to explore, get more information about.
So that you can, in many ways,
become your own engineer.
So that you can communicate with
the engineer that's recording you or
even record your own vocals and
get the sound that you want.
So we're gonna talk about
the vocal chain and
the various kinds of effects and
pieces of gear that can be part of
the sound that ultimately ends up
in the recording on your voice.
Okay, we're gonna start with just a naked,
unadulterated voice.
I've chosen a track here
that's got kind of a slow
groove to it so that you can hear
lots of space in between the vocal.
Cuz some of the effects we're
gonna play with are best heard
with lots of space in between the phrases.
And I'm gonna start,
this is the track that we're using.
It's a really
sparse track,
that's just very small drum kit, and
electric bass, and a vocal.
So there's a lot of space in the track
to also hear the effects that we're
gonna play with.
But we're gonna start by soloing, or
bringing up, just the vocal by itself.
This is just the vocal.
This is just the sound coming from

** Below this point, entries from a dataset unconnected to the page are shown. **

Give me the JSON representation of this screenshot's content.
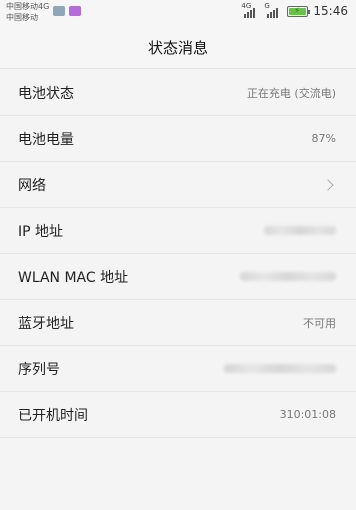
{
  "status_bar": {
    "carrier_1": "中国移动4G",
    "carrier_2": "中国移动",
    "network_tag_1": "4G",
    "network_tag_2": "G",
    "time": "15:46",
    "battery_level": 0.87,
    "battery_charging": true,
    "icons": [
      "gallery-icon",
      "message-icon",
      "signal-icon",
      "battery-icon"
    ]
  },
  "header": {
    "title": "状态消息"
  },
  "rows": [
    {
      "label": "电池状态",
      "value": "正在充电 (交流电)"
    },
    {
      "label": "电池电量",
      "value": "87%"
    },
    {
      "label": "网络",
      "value": ""
    },
    {
      "label": "IP 地址",
      "value": ""
    },
    {
      "label": "WLAN MAC 地址",
      "value": ""
    },
    {
      "label": "蓝牙地址",
      "value": "不可用"
    },
    {
      "label": "序列号",
      "value": ""
    },
    {
      "label": "已开机时间",
      "value": "310:01:08"
    }
  ],
  "colors": {
    "background": "#f4f4f4",
    "divider": "#e6e6e6",
    "battery_fill": "#6ac14a",
    "message_icon": "#b36bd9"
  }
}
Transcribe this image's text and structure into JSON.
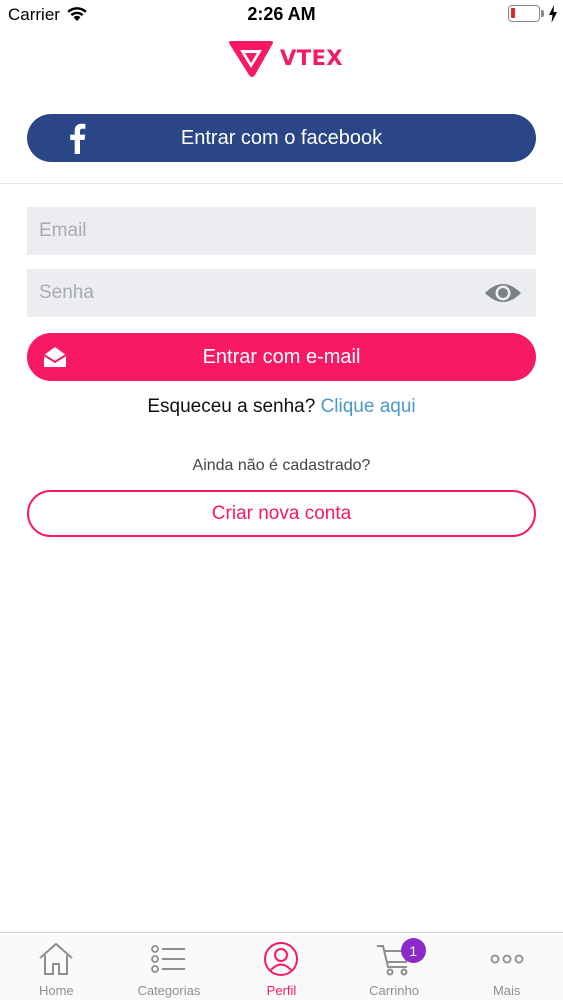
{
  "status_bar": {
    "carrier": "Carrier",
    "time": "2:26 AM",
    "battery_level": 0.15
  },
  "logo": {
    "text": "VTEX",
    "brand_color": "#f71963"
  },
  "login": {
    "facebook_button": "Entrar com o facebook",
    "facebook_icon": "facebook-icon",
    "email_placeholder": "Email",
    "password_placeholder": "Senha",
    "email_button": "Entrar com e-mail",
    "forgot_text": "Esqueceu a senha?",
    "forgot_link": "Clique aqui",
    "not_registered": "Ainda não é cadastrado?",
    "create_account": "Criar nova conta"
  },
  "colors": {
    "facebook": "#2b4687",
    "accent": "#f71963",
    "link": "#4a97c9",
    "badge": "#8b2ac9"
  },
  "tab_bar": {
    "items": [
      {
        "label": "Home",
        "icon": "home-icon",
        "active": false
      },
      {
        "label": "Categorias",
        "icon": "list-icon",
        "active": false
      },
      {
        "label": "Perfil",
        "icon": "profile-icon",
        "active": true
      },
      {
        "label": "Carrinho",
        "icon": "cart-icon",
        "active": false,
        "badge": "1"
      },
      {
        "label": "Mais",
        "icon": "more-icon",
        "active": false
      }
    ]
  }
}
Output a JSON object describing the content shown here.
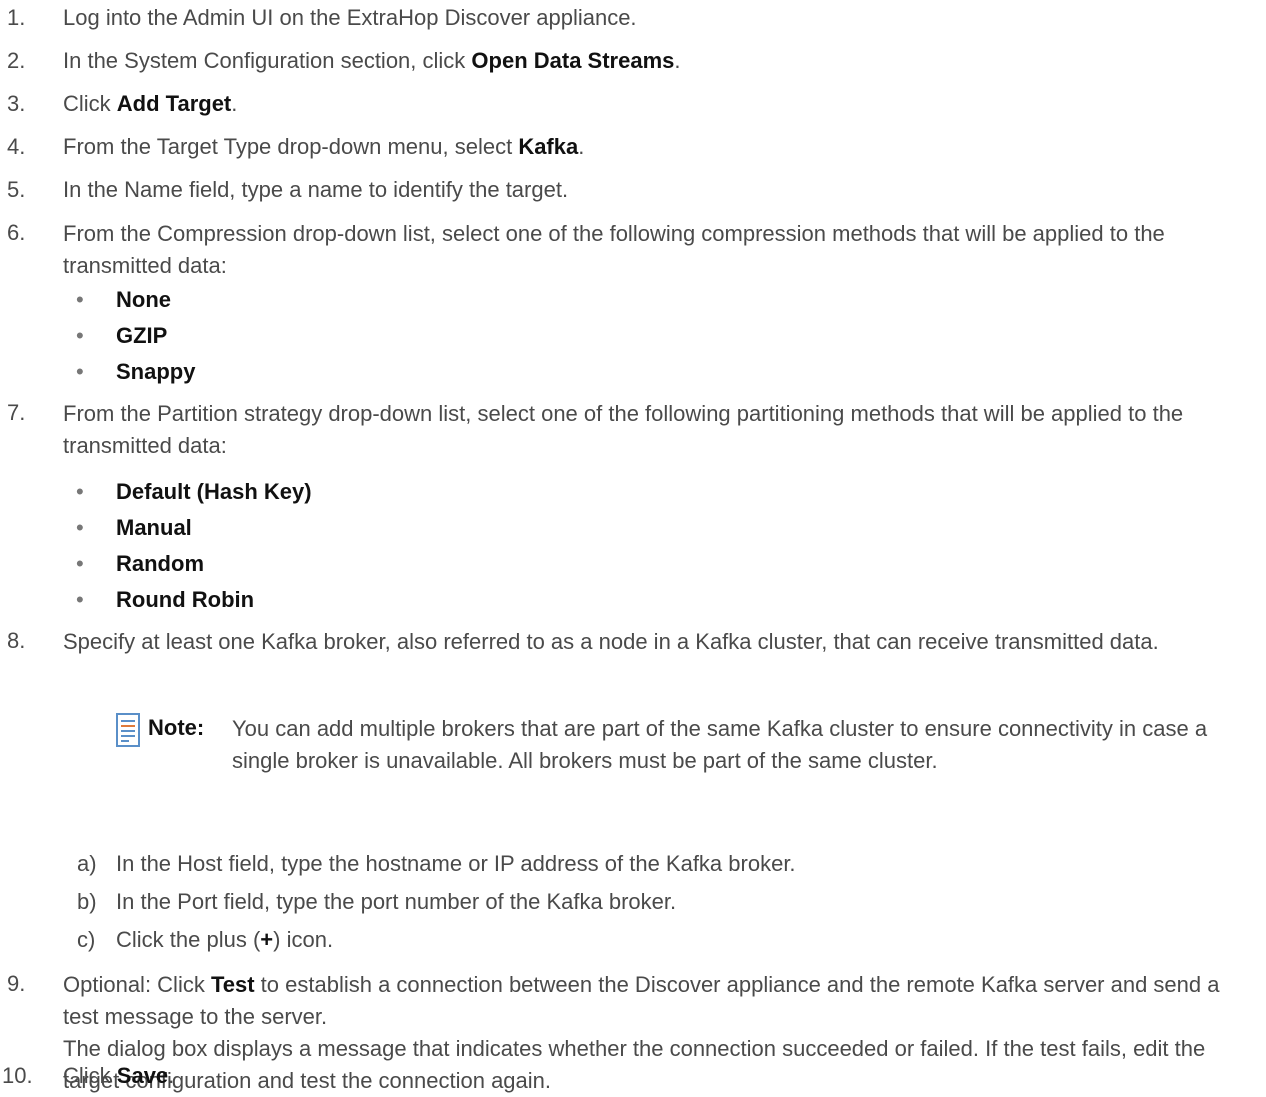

the microphone, and
the first pieces of gear that
it hits after it goes from
the microphone down the cable,
is this piece of gear right here.
This is a preamp, this is a Hardy preamp.
I like this preamp because
it's very transparent.
It doesn't color the sound
of the instruments or
the audio that's coming through it.
What this preamp does is it
raises the volume essentially.
It raises the level of the electronic
signal that's coming from the microphone
through the cable to a level that it
can be recorded, it has to be amped up.
So this is called the preamp,
the amplification of the sound,
this preamp will supply power.
This plus 48 volts right here, so
we talked about microphones that are
condenser mics that need a power supply.
This preamp with supply phantom power to
a condenser mic that doesn't
have its own power supply.
The N49 that we worked with has
its own external power supply, so
we don't need to use the fan and power on
this preamp to record that microphone.
And then this also has a high
gain button where it will boost,
I believe it's an additional 10 db,
whatever signal is coming in.
I like to use the setting, especially on
vocals because I like to be able to really
hear like the texture of the vocal,
and have the vocal feel like it's
very present and in your face.
So I use this setting
on this preamp a lot.
And then this is the gain knob,
which allows you to increase or
decrease the volume of the signal
coming from the microphone.
So you would wanna set this so
that it's not hitting up here into
the red when signal comes into this,
if it gets up into this zone here and
turns red, it'll go from green to red.
If it's in the red, you know it's too
loud, it's gonna start to distort.
So the first piece of gear that
it would hit would be the preamp,
and there are many
different kinds of preamps.
Preamps generally will have
some slight color to them,
like they will slightly color the sound,
give a particular sound.
Different kinds of preamps will give
a different kind of color to the audio
that's coming through.
One of the reasons, like I said,
I like this one is that it doesn't have
a lot of color, it's pretty transparent.
So I find it's easier to get the true
real naked sound of someone's voice.
From the preamp,
I'm going into a compressor,
which is this piece of gear right here.
This is a Tube-Tech, it's an analog
vintage piece of gear that's compression.
And what that does is it limits
the volume above a certain threshold.
So that if you've got a vocal that's very,
very quiet in some spots and
then really belting, really lots of volume
so it's got a really wide dynamic range.
The compressor allows you to
reduce the highest volume and
raise the lowest volume
to put a more even range
of dynamics in the audio
that you're recording.
Both of these pieces of gear you
wouldn't just use on vocals.
You might use them on guitars and
if you're micing a guitar amp,
run it through a preamp.
Lots of instruments
will go through a compressor to make
the dynamic range more contained.
So those are kinda the two key pieces
of gear that you would expect to
run through in recording a vocal.
Your preamp from the microphone,
to the preamp and then into a compressor.
Then it's arriving in the computer, and
actually coming into
my recording software,
which is Pro Tools, so
that's the next part of the chain.